A good foundation class will instruct you on rewarding with toys to motivate your dog so she will happily drive through the course at speed and with focus. A basic class will also teach a good line up a the start line and bomb-proof stay skills so you can get a head start – which you will need with a fast dog. You will learn how your body language helps guide your dog around the course. Your dog will learn exquisite control of her body on a teeter-totter or a dog-walk so she can run “full-tilt boogie” to the end and stop on a dime.

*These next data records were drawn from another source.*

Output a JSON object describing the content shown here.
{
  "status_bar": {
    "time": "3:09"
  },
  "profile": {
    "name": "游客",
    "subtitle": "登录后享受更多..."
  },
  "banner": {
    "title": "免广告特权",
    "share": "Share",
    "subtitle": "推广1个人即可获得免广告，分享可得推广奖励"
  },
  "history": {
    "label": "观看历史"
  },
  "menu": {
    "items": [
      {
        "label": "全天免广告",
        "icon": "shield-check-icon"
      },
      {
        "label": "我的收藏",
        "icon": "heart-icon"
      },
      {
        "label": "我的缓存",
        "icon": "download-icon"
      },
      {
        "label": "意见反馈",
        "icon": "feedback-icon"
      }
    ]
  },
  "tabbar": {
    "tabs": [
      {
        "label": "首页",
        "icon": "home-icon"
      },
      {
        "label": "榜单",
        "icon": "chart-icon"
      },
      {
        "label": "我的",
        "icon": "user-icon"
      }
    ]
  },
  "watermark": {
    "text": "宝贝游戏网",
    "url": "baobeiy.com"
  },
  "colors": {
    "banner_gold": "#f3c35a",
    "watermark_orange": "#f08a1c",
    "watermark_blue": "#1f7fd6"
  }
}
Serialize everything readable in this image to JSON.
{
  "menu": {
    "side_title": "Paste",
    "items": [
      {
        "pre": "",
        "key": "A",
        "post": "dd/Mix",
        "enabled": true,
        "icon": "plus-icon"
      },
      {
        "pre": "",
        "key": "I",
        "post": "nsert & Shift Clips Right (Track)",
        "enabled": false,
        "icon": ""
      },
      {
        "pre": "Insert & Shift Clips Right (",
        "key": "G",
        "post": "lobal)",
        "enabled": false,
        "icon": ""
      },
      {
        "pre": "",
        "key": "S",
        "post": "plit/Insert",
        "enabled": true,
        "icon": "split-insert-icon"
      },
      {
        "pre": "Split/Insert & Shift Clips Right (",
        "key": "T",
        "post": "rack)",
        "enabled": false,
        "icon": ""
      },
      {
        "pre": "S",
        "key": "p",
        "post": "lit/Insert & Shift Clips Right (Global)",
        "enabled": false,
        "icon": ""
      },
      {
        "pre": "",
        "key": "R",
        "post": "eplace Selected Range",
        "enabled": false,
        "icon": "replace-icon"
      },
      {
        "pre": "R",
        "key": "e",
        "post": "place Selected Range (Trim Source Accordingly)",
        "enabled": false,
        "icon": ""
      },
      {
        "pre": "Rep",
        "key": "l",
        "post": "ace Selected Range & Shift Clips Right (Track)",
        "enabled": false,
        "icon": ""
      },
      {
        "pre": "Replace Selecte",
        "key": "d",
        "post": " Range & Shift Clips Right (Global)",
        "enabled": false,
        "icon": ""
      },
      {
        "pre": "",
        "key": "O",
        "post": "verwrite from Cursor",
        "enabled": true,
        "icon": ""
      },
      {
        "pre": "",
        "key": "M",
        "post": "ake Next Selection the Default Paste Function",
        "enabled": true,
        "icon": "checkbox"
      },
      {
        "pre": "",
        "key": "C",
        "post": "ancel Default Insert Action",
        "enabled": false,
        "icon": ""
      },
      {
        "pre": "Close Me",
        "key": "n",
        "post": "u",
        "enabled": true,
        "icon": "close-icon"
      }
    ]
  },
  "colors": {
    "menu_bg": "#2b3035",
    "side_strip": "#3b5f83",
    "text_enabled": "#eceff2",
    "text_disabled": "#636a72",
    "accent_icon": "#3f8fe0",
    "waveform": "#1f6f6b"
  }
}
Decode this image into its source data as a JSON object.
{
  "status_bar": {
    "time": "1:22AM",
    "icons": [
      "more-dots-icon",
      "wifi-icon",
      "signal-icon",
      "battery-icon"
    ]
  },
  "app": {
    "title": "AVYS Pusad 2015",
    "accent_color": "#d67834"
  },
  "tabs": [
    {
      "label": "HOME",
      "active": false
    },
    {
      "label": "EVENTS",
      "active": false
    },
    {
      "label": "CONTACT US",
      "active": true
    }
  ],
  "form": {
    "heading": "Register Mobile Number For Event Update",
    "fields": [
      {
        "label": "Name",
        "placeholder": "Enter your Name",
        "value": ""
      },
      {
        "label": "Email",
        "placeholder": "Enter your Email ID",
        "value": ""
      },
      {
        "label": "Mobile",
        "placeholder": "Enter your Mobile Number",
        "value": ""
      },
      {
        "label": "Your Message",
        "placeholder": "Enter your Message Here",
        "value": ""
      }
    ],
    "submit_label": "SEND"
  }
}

The best classes have fitness as a part of the curriculum. A good instructor will teach dog body awareness, exercise, stretching, and balance and agility exercises on air cushions, wobble boards and exercise balls to beginning students. Teaching fitness is an important basic skill that needs to be in place before using agility equipment. Foundations classes work on basic handling, fitness and self-control, and students should not expect to be on competitive agility equipment until teamwork and handling skills are in place. It is tempting to skip steps and get on the equipment right away, but good foundation work will pay you handsomely with reliability down the road. Typically, agility classes run for on-going sequential six-week sessions, building skills with each level you progress through. Classmates often become good agility friends.
In competition, you will work your way through beginning, intermediate and advanced coursework. Jump heights will be adjusted for each dog’s height class from, four to twenty-four inches. With a perfect score, you can earn points toward an agility title. The dogs won’t care what color the ribbons are or if you even get any, as long as they are having a great time with you on the course!
Sandi Pensinger teaches dog agility, treibball, lure coursing, adult family dog classes and puppy preschool at Living with Dogs in Santa Cruz County. She enjoys competing with her Jack Russell Terriers as much as she enjoys helping her clients achieve their goals. Find out about agility classes at www.livingwithdogs.us.
Click here for a list of places to learn agility on the Central Coast.